##### PROVIDED DATA

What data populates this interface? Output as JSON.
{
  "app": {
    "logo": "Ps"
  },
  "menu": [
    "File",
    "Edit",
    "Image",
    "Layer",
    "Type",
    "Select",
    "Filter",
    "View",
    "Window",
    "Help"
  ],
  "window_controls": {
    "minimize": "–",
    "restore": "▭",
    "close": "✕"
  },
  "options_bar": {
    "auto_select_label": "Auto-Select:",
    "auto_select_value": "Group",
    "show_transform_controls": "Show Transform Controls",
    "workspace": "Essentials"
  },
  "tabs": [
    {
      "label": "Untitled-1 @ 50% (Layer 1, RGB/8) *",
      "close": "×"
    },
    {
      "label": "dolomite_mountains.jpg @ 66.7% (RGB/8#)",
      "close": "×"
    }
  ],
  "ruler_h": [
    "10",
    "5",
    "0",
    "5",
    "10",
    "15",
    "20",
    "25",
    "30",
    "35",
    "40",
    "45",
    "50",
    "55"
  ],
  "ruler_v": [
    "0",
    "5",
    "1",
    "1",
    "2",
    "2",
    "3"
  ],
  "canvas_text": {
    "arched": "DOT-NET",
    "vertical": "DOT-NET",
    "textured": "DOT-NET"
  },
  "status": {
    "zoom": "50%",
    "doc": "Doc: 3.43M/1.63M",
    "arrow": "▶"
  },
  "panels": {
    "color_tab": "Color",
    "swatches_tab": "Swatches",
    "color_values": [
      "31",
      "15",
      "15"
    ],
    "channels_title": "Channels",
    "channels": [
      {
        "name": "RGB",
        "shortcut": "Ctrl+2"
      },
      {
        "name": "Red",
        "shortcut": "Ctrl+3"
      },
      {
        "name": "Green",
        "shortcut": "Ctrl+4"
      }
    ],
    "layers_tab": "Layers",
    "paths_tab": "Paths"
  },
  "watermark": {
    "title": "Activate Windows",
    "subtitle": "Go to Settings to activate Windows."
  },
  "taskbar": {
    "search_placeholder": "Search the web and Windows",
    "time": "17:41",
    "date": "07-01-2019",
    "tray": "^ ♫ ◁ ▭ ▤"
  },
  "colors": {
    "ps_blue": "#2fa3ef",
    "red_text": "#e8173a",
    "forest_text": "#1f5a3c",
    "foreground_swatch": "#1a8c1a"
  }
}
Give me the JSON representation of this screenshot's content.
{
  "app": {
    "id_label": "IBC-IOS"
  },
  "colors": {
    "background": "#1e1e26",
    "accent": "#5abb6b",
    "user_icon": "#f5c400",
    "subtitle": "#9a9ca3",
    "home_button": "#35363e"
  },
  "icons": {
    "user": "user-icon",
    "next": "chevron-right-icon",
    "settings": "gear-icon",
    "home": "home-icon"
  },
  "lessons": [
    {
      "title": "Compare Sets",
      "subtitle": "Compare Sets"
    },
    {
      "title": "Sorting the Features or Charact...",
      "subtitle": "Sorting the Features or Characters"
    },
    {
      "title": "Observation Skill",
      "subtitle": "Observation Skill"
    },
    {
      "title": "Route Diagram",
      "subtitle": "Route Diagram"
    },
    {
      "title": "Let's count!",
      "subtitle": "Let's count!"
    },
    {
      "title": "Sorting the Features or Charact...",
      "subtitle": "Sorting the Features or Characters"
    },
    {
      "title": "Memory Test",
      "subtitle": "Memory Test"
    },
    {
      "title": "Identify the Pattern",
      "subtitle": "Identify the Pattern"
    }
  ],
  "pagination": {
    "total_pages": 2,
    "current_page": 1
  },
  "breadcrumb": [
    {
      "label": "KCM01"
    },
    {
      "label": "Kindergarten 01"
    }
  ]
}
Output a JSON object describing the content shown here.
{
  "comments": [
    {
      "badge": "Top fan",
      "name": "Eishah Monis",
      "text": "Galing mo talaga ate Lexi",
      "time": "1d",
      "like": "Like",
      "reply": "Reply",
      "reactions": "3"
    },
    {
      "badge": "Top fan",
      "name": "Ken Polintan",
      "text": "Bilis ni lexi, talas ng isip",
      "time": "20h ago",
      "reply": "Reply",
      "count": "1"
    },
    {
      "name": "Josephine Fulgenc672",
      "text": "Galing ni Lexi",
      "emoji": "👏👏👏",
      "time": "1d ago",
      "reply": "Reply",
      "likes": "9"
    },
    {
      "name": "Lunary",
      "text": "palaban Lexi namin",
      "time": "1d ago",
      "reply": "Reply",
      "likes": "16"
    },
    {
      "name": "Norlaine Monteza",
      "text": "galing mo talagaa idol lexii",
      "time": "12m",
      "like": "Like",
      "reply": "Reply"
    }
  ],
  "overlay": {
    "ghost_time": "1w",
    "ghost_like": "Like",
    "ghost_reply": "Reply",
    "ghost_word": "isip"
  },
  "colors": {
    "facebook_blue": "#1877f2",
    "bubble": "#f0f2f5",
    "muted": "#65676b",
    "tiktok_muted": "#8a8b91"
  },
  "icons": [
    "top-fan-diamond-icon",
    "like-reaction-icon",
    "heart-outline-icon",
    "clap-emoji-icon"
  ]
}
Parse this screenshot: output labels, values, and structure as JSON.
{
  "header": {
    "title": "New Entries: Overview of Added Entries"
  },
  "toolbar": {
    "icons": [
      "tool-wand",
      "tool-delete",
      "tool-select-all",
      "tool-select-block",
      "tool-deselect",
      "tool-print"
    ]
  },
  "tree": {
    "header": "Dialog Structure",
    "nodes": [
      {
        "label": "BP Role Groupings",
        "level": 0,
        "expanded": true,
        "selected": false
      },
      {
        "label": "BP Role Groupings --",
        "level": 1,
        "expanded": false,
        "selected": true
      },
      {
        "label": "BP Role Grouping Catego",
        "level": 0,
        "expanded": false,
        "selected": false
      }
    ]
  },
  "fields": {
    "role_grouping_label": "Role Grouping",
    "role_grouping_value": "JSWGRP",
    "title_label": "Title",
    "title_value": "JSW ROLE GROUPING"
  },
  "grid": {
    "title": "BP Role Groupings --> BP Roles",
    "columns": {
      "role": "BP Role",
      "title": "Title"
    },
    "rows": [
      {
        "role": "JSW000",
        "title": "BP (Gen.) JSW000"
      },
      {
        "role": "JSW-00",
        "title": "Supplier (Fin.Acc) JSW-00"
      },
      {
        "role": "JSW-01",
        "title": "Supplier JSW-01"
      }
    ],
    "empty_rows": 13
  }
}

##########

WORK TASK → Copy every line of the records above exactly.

ANSWER TO THIS TASK →
What data populates this interface? Output as JSON.
{
  "app": {
    "logo": "Ps"
  },
  "menu": [
    "File",
    "Edit",
    "Image",
    "Layer",
    "Type",
    "Select",
    "Filter",
    "View",
    "Window",
    "Help"
  ],
  "window_controls": {
    "minimize": "–",
    "restore": "▭",
    "close": "✕"
  },
  "options_bar": {
    "auto_select_label": "Auto-Select:",
    "auto_select_value": "Group",
    "show_transform_controls": "Show Transform Controls",
    "workspace": "Essentials"
  },
  "tabs": [
    {
      "label": "Untitled-1 @ 50% (Layer 1, RGB/8) *",
      "close": "×"
    },
    {
      "label": "dolomite_mountains.jpg @ 66.7% (RGB/8#)",
      "close": "×"
    }
  ],
  "ruler_h": [
    "10",
    "5",
    "0",
    "5",
    "10",
    "15",
    "20",
    "25",
    "30",
    "35",
    "40",
    "45",
    "50",
    "55"
  ],
  "ruler_v": [
    "0",
    "5",
    "1",
    "1",
    "2",
    "2",
    "3"
  ],
  "canvas_text": {
    "arched": "DOT-NET",
    "vertical": "DOT-NET",
    "textured": "DOT-NET"
  },
  "status": {
    "zoom": "50%",
    "doc": "Doc: 3.43M/1.63M",
    "arrow": "▶"
  },
  "panels": {
    "color_tab": "Color",
    "swatches_tab": "Swatches",
    "color_values": [
      "31",
      "15",
      "15"
    ],
    "channels_title": "Channels",
    "channels": [
      {
        "name": "RGB",
        "shortcut": "Ctrl+2"
      },
      {
        "name": "Red",
        "shortcut": "Ctrl+3"
      },
      {
        "name": "Green",
        "shortcut": "Ctrl+4"
      }
    ],
    "layers_tab": "Layers",
    "paths_tab": "Paths"
  },
  "watermark": {
    "title": "Activate Windows",
    "subtitle": "Go to Settings to activate Windows."
  },
  "taskbar": {
    "search_placeholder": "Search the web and Windows",
    "time": "17:41",
    "date": "07-01-2019",
    "tray": "^ ♫ ◁ ▭ ▤"
  },
  "colors": {
    "ps_blue": "#2fa3ef",
    "red_text": "#e8173a",
    "forest_text": "#1f5a3c",
    "foreground_swatch": "#1a8c1a"
  }
}
Give me the JSON representation of this screenshot's content.
{
  "app": {
    "id_label": "IBC-IOS"
  },
  "colors": {
    "background": "#1e1e26",
    "accent": "#5abb6b",
    "user_icon": "#f5c400",
    "subtitle": "#9a9ca3",
    "home_button": "#35363e"
  },
  "icons": {
    "user": "user-icon",
    "next": "chevron-right-icon",
    "settings": "gear-icon",
    "home": "home-icon"
  },
  "lessons": [
    {
      "title": "Compare Sets",
      "subtitle": "Compare Sets"
    },
    {
      "title": "Sorting the Features or Charact...",
      "subtitle": "Sorting the Features or Characters"
    },
    {
      "title": "Observation Skill",
      "subtitle": "Observation Skill"
    },
    {
      "title": "Route Diagram",
      "subtitle": "Route Diagram"
    },
    {
      "title": "Let's count!",
      "subtitle": "Let's count!"
    },
    {
      "title": "Sorting the Features or Charact...",
      "subtitle": "Sorting the Features or Characters"
    },
    {
      "title": "Memory Test",
      "subtitle": "Memory Test"
    },
    {
      "title": "Identify the Pattern",
      "subtitle": "Identify the Pattern"
    }
  ],
  "pagination": {
    "total_pages": 2,
    "current_page": 1
  },
  "breadcrumb": [
    {
      "label": "KCM01"
    },
    {
      "label": "Kindergarten 01"
    }
  ]
}
Output a JSON object describing the content shown here.
{
  "comments": [
    {
      "badge": "Top fan",
      "name": "Eishah Monis",
      "text": "Galing mo talaga ate Lexi",
      "time": "1d",
      "like": "Like",
      "reply": "Reply",
      "reactions": "3"
    },
    {
      "badge": "Top fan",
      "name": "Ken Polintan",
      "text": "Bilis ni lexi, talas ng isip",
      "time": "20h ago",
      "reply": "Reply",
      "count": "1"
    },
    {
      "name": "Josephine Fulgenc672",
      "text": "Galing ni Lexi",
      "emoji": "👏👏👏",
      "time": "1d ago",
      "reply": "Reply",
      "likes": "9"
    },
    {
      "name": "Lunary",
      "text": "palaban Lexi namin",
      "time": "1d ago",
      "reply": "Reply",
      "likes": "16"
    },
    {
      "name": "Norlaine Monteza",
      "text": "galing mo talagaa idol lexii",
      "time": "12m",
      "like": "Like",
      "reply": "Reply"
    }
  ],
  "overlay": {
    "ghost_time": "1w",
    "ghost_like": "Like",
    "ghost_reply": "Reply",
    "ghost_word": "isip"
  },
  "colors": {
    "facebook_blue": "#1877f2",
    "bubble": "#f0f2f5",
    "muted": "#65676b",
    "tiktok_muted": "#8a8b91"
  },
  "icons": [
    "top-fan-diamond-icon",
    "like-reaction-icon",
    "heart-outline-icon",
    "clap-emoji-icon"
  ]
}
Parse this screenshot: output labels, values, and structure as JSON.
{
  "header": {
    "title": "New Entries: Overview of Added Entries"
  },
  "toolbar": {
    "icons": [
      "tool-wand",
      "tool-delete",
      "tool-select-all",
      "tool-select-block",
      "tool-deselect",
      "tool-print"
    ]
  },
  "tree": {
    "header": "Dialog Structure",
    "nodes": [
      {
        "label": "BP Role Groupings",
        "level": 0,
        "expanded": true,
        "selected": false
      },
      {
        "label": "BP Role Groupings --",
        "level": 1,
        "expanded": false,
        "selected": true
      },
      {
        "label": "BP Role Grouping Catego",
        "level": 0,
        "expanded": false,
        "selected": false
      }
    ]
  },
  "fields": {
    "role_grouping_label": "Role Grouping",
    "role_grouping_value": "JSWGRP",
    "title_label": "Title",
    "title_value": "JSW ROLE GROUPING"
  },
  "grid": {
    "title": "BP Role Groupings --> BP Roles",
    "columns": {
      "role": "BP Role",
      "title": "Title"
    },
    "rows": [
      {
        "role": "JSW000",
        "title": "BP (Gen.) JSW000"
      },
      {
        "role": "JSW-00",
        "title": "Supplier (Fin.Acc) JSW-00"
      },
      {
        "role": "JSW-01",
        "title": "Supplier JSW-01"
      }
    ],
    "empty_rows": 13
  }
}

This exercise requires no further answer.